(Items from an interface collection)

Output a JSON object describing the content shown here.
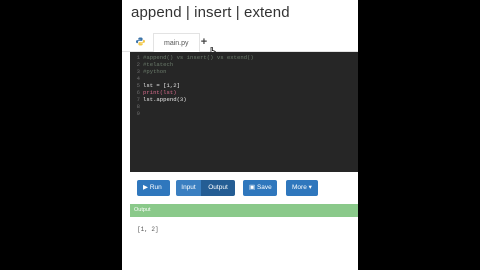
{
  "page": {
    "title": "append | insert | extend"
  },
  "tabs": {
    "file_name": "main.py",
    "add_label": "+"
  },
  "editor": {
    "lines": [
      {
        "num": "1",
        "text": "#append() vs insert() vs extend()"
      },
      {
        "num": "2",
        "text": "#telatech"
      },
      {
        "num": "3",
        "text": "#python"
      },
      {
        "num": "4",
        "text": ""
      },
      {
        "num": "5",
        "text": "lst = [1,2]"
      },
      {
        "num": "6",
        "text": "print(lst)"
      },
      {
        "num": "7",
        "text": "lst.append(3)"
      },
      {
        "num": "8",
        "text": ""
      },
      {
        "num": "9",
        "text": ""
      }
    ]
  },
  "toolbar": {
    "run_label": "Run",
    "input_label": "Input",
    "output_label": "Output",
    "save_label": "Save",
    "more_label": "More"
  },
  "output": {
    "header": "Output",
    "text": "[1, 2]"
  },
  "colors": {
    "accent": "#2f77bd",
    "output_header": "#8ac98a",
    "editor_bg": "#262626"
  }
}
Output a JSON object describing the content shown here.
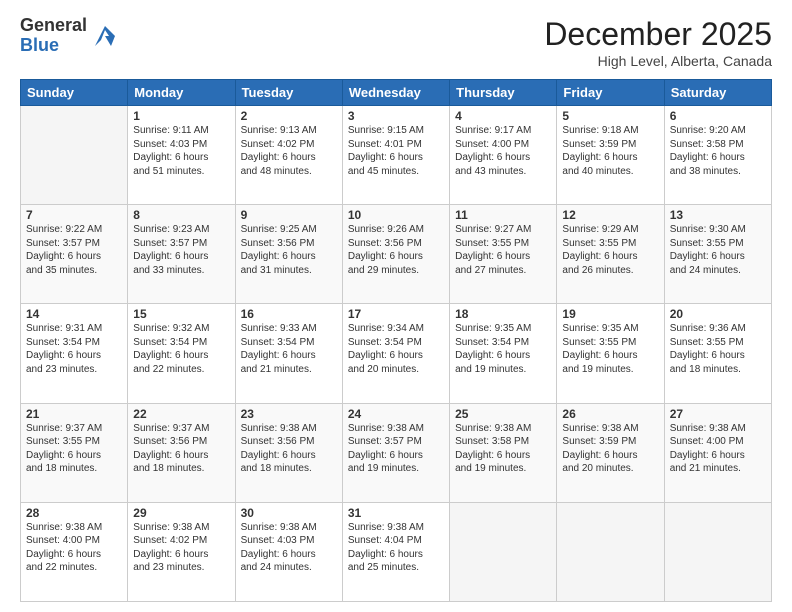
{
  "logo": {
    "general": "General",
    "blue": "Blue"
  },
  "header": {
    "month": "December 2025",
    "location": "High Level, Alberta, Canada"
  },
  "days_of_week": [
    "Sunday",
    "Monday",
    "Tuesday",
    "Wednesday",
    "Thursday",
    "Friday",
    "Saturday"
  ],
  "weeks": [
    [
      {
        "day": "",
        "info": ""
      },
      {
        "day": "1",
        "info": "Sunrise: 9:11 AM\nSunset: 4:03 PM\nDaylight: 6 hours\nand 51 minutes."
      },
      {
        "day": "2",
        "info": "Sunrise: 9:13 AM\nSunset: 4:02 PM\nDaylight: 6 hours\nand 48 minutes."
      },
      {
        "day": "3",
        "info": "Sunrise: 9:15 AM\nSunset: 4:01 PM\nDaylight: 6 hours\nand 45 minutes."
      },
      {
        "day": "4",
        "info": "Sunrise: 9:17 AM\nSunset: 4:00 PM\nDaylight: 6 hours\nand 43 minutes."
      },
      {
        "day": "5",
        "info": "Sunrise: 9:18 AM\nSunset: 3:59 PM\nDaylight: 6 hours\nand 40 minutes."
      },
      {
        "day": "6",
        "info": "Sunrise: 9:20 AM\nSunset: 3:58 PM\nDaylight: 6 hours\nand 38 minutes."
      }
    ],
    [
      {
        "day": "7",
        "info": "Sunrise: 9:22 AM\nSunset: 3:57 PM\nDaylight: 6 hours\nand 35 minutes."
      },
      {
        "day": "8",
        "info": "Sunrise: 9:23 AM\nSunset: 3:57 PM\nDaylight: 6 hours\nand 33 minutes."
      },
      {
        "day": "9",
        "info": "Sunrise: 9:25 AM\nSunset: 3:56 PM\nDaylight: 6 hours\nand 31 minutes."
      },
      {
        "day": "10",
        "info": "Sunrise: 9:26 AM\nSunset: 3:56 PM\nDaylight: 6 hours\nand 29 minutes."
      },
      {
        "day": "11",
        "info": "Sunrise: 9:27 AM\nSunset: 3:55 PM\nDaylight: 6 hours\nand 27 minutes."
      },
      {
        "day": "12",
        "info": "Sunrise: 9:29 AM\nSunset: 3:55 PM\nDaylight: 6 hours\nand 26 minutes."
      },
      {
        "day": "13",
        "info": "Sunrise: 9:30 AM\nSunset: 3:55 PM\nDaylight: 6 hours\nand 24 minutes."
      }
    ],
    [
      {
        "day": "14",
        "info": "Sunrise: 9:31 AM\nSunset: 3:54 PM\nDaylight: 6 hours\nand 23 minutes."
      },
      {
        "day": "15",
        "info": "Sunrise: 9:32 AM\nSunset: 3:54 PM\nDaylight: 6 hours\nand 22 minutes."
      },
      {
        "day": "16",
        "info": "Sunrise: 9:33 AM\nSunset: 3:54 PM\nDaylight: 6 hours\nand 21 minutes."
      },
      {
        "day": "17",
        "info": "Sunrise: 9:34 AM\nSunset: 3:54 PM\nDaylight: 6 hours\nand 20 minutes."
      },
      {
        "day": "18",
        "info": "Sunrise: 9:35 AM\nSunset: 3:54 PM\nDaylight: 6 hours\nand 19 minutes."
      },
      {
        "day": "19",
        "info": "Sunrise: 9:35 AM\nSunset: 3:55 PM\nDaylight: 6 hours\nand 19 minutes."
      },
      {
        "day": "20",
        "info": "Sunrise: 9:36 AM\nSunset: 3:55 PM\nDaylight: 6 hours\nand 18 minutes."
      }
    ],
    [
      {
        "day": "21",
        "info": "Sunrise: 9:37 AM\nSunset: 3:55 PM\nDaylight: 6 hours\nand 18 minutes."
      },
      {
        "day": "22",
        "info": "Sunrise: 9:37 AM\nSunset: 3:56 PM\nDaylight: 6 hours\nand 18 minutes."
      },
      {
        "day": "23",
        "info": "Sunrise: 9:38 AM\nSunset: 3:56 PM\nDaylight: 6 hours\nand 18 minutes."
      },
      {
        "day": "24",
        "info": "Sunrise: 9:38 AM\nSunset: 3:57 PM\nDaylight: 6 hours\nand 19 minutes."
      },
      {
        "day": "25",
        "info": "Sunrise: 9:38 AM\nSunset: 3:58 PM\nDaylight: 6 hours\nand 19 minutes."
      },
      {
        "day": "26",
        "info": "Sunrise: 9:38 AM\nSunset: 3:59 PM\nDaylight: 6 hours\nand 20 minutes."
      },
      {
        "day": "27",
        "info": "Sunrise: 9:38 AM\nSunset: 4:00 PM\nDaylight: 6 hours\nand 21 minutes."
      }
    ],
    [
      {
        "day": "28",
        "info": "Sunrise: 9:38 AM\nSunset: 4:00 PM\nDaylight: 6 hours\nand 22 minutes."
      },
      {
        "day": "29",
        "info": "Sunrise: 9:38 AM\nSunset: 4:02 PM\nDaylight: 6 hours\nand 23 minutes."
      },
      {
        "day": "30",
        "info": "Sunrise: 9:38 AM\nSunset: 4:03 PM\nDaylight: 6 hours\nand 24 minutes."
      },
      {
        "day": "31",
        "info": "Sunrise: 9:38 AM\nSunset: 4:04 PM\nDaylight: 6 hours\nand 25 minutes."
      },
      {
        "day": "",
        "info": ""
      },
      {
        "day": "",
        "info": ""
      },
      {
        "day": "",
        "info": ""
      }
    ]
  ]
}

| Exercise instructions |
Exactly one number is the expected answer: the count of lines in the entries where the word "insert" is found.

| Result |
2